*How to complete this task*:
Using the listing that follows, return every line with the word "JSON".

*Exercise data*:
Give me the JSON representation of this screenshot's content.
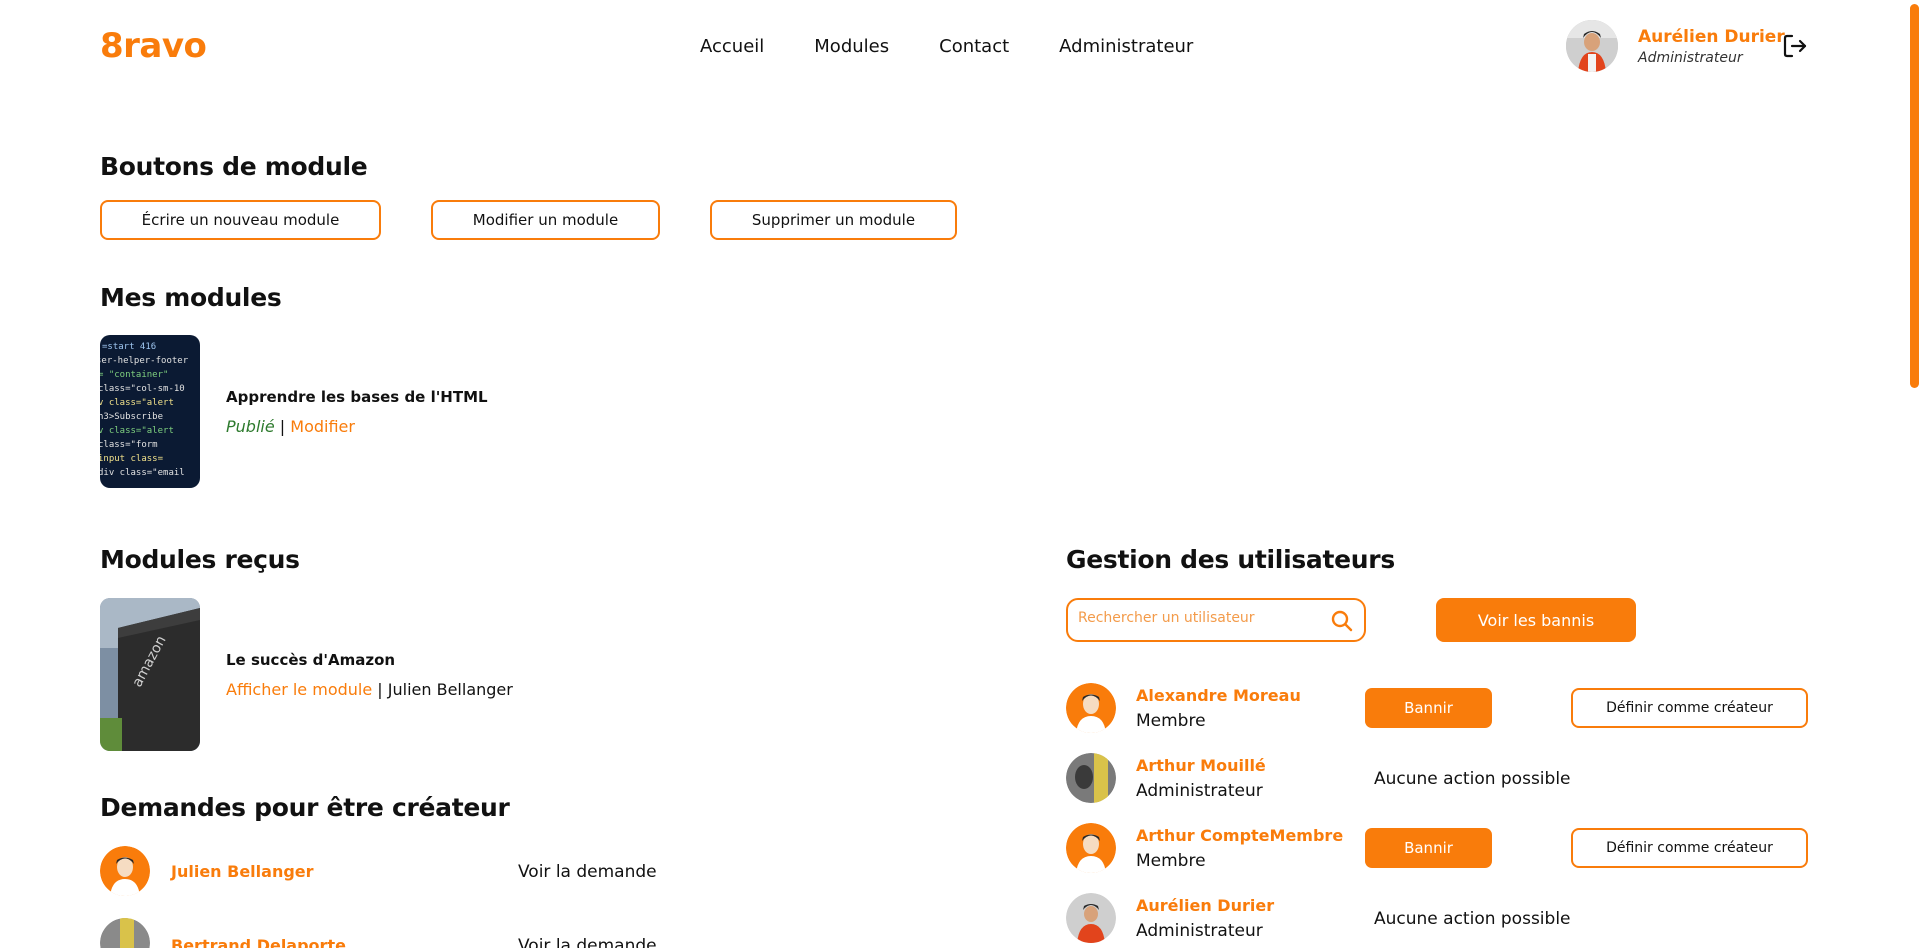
{
  "brand": {
    "logo": "8ravo",
    "accent": "#f97c0b"
  },
  "nav": {
    "items": [
      "Accueil",
      "Modules",
      "Contact",
      "Administrateur"
    ]
  },
  "user": {
    "name": "Aurélien Durier",
    "role": "Administrateur"
  },
  "icons": {
    "logout": "logout-icon",
    "search": "search-icon"
  },
  "module_buttons": {
    "title": "Boutons de module",
    "write": "Écrire un nouveau module",
    "edit": "Modifier un module",
    "delete": "Supprimer un module"
  },
  "my_modules": {
    "title": "Mes modules",
    "items": [
      {
        "title": "Apprendre les bases de l'HTML",
        "status": "Publié",
        "separator": "|",
        "action": "Modifier"
      }
    ]
  },
  "received_modules": {
    "title": "Modules reçus",
    "items": [
      {
        "title": "Le succès d'Amazon",
        "action": "Afficher le module",
        "separator": "|",
        "author": "Julien Bellanger"
      }
    ]
  },
  "creator_requests": {
    "title": "Demandes pour être créateur",
    "items": [
      {
        "name": "Julien Bellanger",
        "action": "Voir la demande"
      },
      {
        "name": "Bertrand Delaporte",
        "action": "Voir la demande"
      }
    ]
  },
  "user_management": {
    "title": "Gestion des utilisateurs",
    "search_placeholder": "Rechercher un utilisateur",
    "banned_button": "Voir les bannis",
    "users": [
      {
        "name": "Alexandre Moreau",
        "role": "Membre",
        "ban": "Bannir",
        "make_creator": "Définir comme créateur"
      },
      {
        "name": "Arthur Mouillé",
        "role": "Administrateur",
        "no_action": "Aucune action possible"
      },
      {
        "name": "Arthur CompteMembre",
        "role": "Membre",
        "ban": "Bannir",
        "make_creator": "Définir comme créateur"
      },
      {
        "name": "Aurélien Durier",
        "role": "Administrateur",
        "no_action": "Aucune action possible"
      }
    ]
  }
}
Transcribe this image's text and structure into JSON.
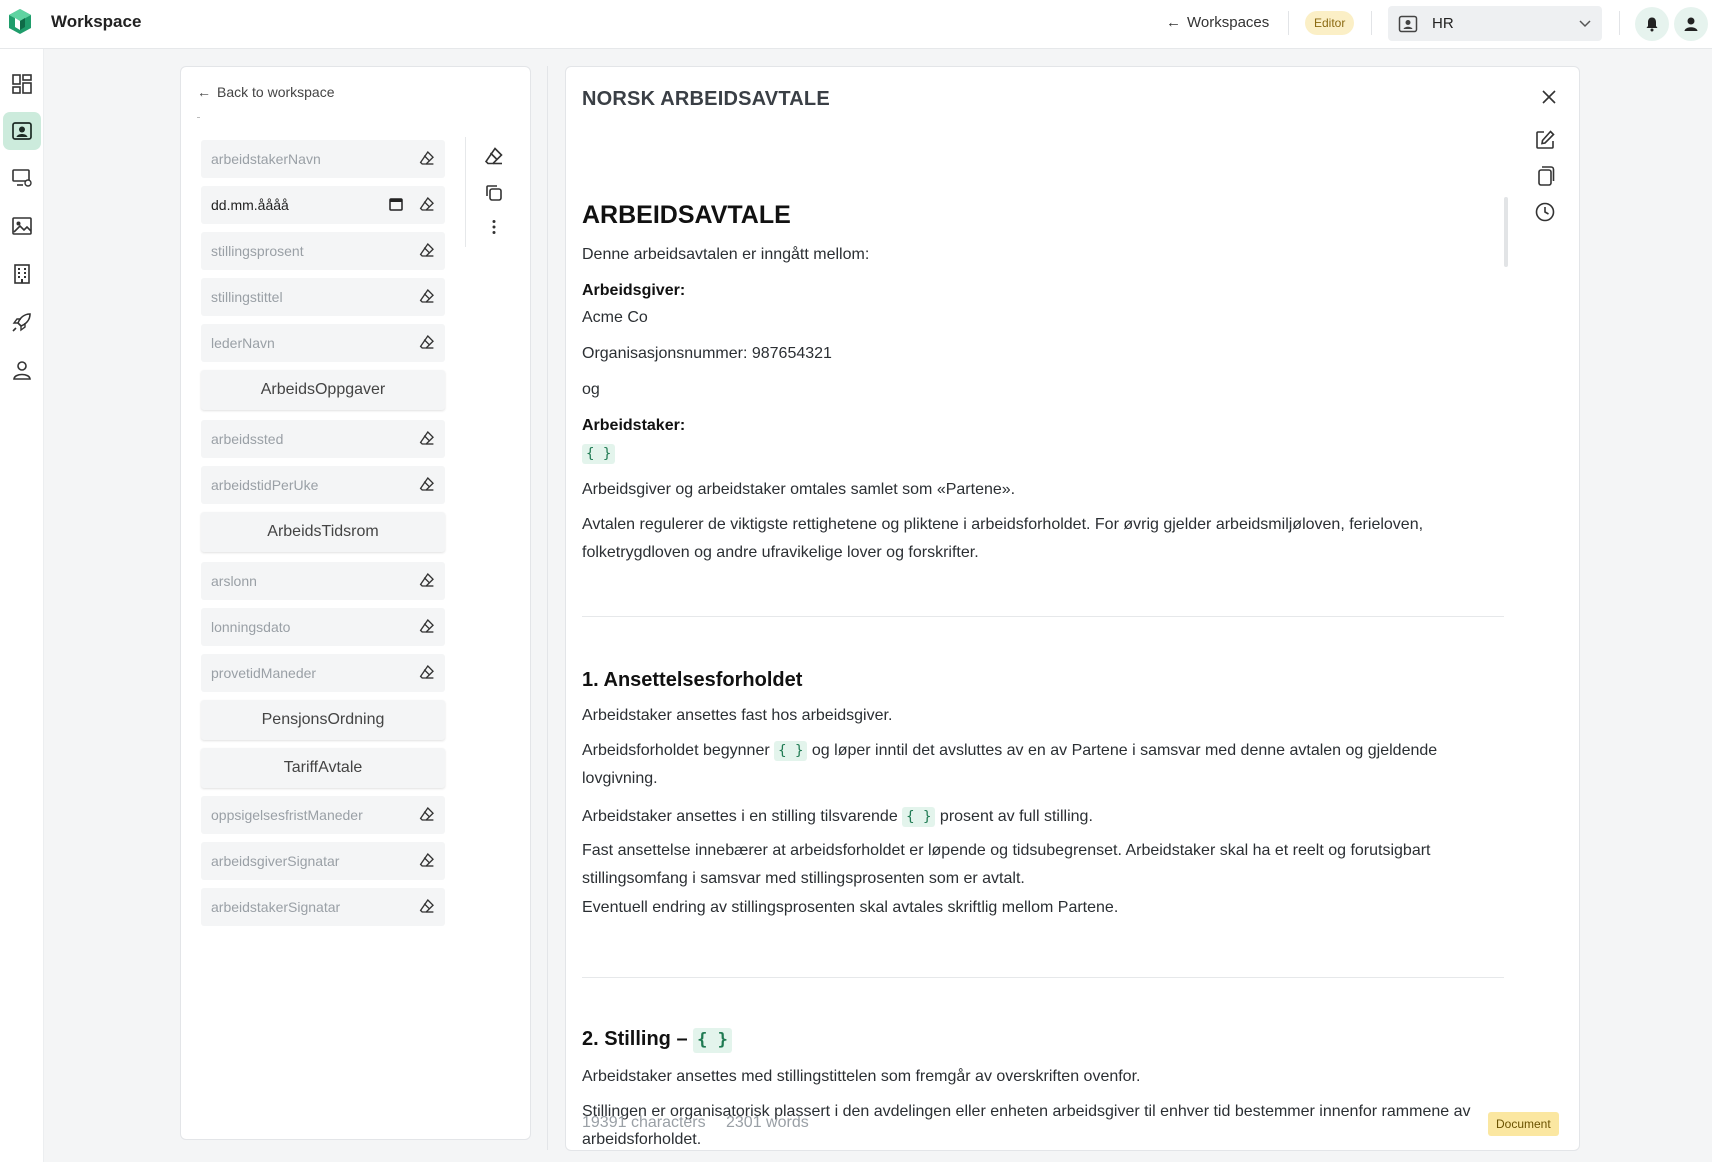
{
  "app": {
    "title": "Workspace"
  },
  "header": {
    "workspaces_link": "Workspaces",
    "role_badge": "Editor",
    "workspace_select": "HR"
  },
  "rail": {
    "items": [
      "dashboard-icon",
      "workspace-icon",
      "devices-settings-icon",
      "image-icon",
      "building-icon",
      "rocket-icon",
      "user-icon"
    ],
    "active_index": 1
  },
  "left_panel": {
    "back_label": "Back to workspace",
    "fields": [
      {
        "type": "field",
        "label": "arbeidstakerNavn"
      },
      {
        "type": "date",
        "label": "dd.mm.åååå"
      },
      {
        "type": "field",
        "label": "stillingsprosent"
      },
      {
        "type": "field",
        "label": "stillingstittel"
      },
      {
        "type": "field",
        "label": "lederNavn"
      },
      {
        "type": "group",
        "label": "ArbeidsOppgaver"
      },
      {
        "type": "field",
        "label": "arbeidssted"
      },
      {
        "type": "field",
        "label": "arbeidstidPerUke"
      },
      {
        "type": "group",
        "label": "ArbeidsTidsrom"
      },
      {
        "type": "field",
        "label": "arslonn"
      },
      {
        "type": "field",
        "label": "lonningsdato"
      },
      {
        "type": "field",
        "label": "provetidManeder"
      },
      {
        "type": "group",
        "label": "PensjonsOrdning"
      },
      {
        "type": "group",
        "label": "TariffAvtale"
      },
      {
        "type": "field",
        "label": "oppsigelsesfristManeder"
      },
      {
        "type": "field",
        "label": "arbeidsgiverSignatar"
      },
      {
        "type": "field",
        "label": "arbeidstakerSignatar"
      }
    ]
  },
  "document": {
    "heading": "NORSK ARBEIDSAVTALE",
    "title": "ARBEIDSAVTALE",
    "intro": "Denne arbeidsavtalen er inngått mellom:",
    "employer_label": "Arbeidsgiver:",
    "employer_name": "Acme Co",
    "org_number": "Organisasjonsnummer: 987654321",
    "and_word": "og",
    "employee_label": "Arbeidstaker:",
    "placeholder": "{ }",
    "parties_text": "Arbeidsgiver og arbeidstaker omtales samlet som «Partene».",
    "scope_text": "Avtalen regulerer de viktigste rettighetene og pliktene i arbeidsforholdet. For øvrig gjelder arbeidsmiljøloven, ferieloven, folketrygdloven og andre ufravikelige lover og forskrifter.",
    "s1_title": "1. Ansettelsesforholdet",
    "s1_p1": "Arbeidstaker ansettes fast hos arbeidsgiver.",
    "s1_p2_a": "Arbeidsforholdet begynner",
    "s1_p2_b": "og løper inntil det avsluttes av en av Partene i samsvar med denne avtalen og gjeldende lovgivning.",
    "s1_p3_a": "Arbeidstaker ansettes i en stilling tilsvarende",
    "s1_p3_b": "prosent av full stilling.",
    "s1_p4": "Fast ansettelse innebærer at arbeidsforholdet er løpende og tidsubegrenset. Arbeidstaker skal ha et reelt og forutsigbart stillingsomfang i samsvar med stillingsprosenten som er avtalt.",
    "s1_p5": "Eventuell endring av stillingsprosenten skal avtales skriftlig mellom Partene.",
    "s2_title": "2. Stilling –",
    "s2_p1": "Arbeidstaker ansettes med stillingstittelen som fremgår av overskriften ovenfor.",
    "s2_p2": "Stillingen er organisatorisk plassert i den avdelingen eller enheten arbeidsgiver til enhver tid bestemmer innenfor rammene av arbeidsforholdet."
  },
  "footer": {
    "characters": "19391 characters",
    "words": "2301 words",
    "badge": "Document"
  },
  "colors": {
    "accent": "#1f9d6b",
    "active_bg": "#ccebdc",
    "badge_yellow": "#fbe7a1"
  }
}
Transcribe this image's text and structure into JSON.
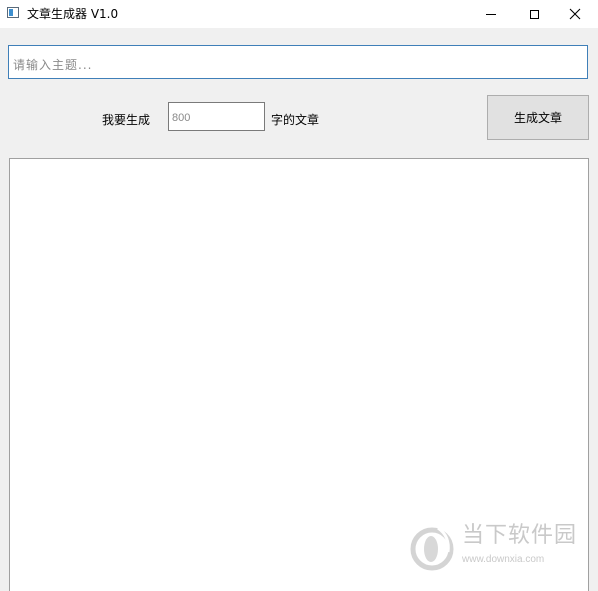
{
  "window": {
    "title": "文章生成器 V1.0",
    "icon": "app-window-icon",
    "controls": [
      "minimize-icon",
      "maximize-icon",
      "close-icon"
    ]
  },
  "topic_input": {
    "value": "",
    "placeholder": "请输入主题..."
  },
  "length_row": {
    "prefix_label": "我要生成",
    "count_value": "",
    "count_placeholder": "800",
    "suffix_label": "字的文章"
  },
  "generate_button": {
    "label": "生成文章"
  },
  "output": {
    "value": ""
  },
  "watermark": {
    "name": "当下软件园",
    "url": "www.downxia.com",
    "color": "#c9c9c9"
  },
  "colors": {
    "window_bg": "#f0f0f0",
    "titlebar_bg": "#ffffff",
    "focus_border": "#3f7fb8",
    "button_bg": "#e1e1e1"
  }
}
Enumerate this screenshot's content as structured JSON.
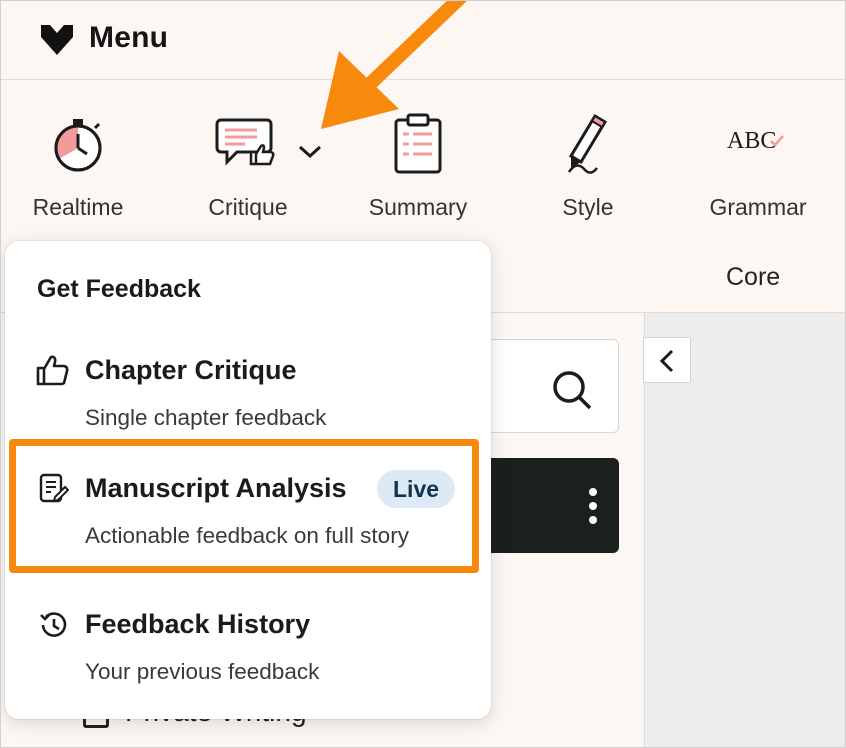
{
  "menu": {
    "title": "Menu"
  },
  "toolbar": {
    "tools": [
      {
        "label": "Realtime",
        "icon": "stopwatch-icon"
      },
      {
        "label": "Critique",
        "icon": "critique-icon",
        "has_dropdown": true
      },
      {
        "label": "Summary",
        "icon": "clipboard-icon"
      },
      {
        "label": "Style",
        "icon": "pencil-icon"
      },
      {
        "label": "Grammar",
        "icon": "abc-check-icon",
        "icon_text": "ABC"
      }
    ],
    "section_label": "Core"
  },
  "background": {
    "sidebar_item": "Private Writing"
  },
  "popup": {
    "heading": "Get Feedback",
    "items": [
      {
        "title": "Chapter Critique",
        "subtitle": "Single chapter feedback",
        "icon": "thumbs-up-icon"
      },
      {
        "title": "Manuscript Analysis",
        "subtitle": "Actionable feedback on full story",
        "icon": "document-edit-icon",
        "badge": "Live"
      },
      {
        "title": "Feedback History",
        "subtitle": "Your previous feedback",
        "icon": "history-icon"
      }
    ]
  },
  "colors": {
    "accent_orange": "#f7890d",
    "icon_pink": "#f29b9b",
    "badge_bg": "#dbeaf6",
    "dark_row": "#1b1f1e"
  }
}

*Answer section*:
Give me the JSON representation of this screenshot's content.
Transcribe this image's text and structure into JSON.
Transcribe this image's text and structure into JSON.
Enumerate this screenshot's content as structured JSON.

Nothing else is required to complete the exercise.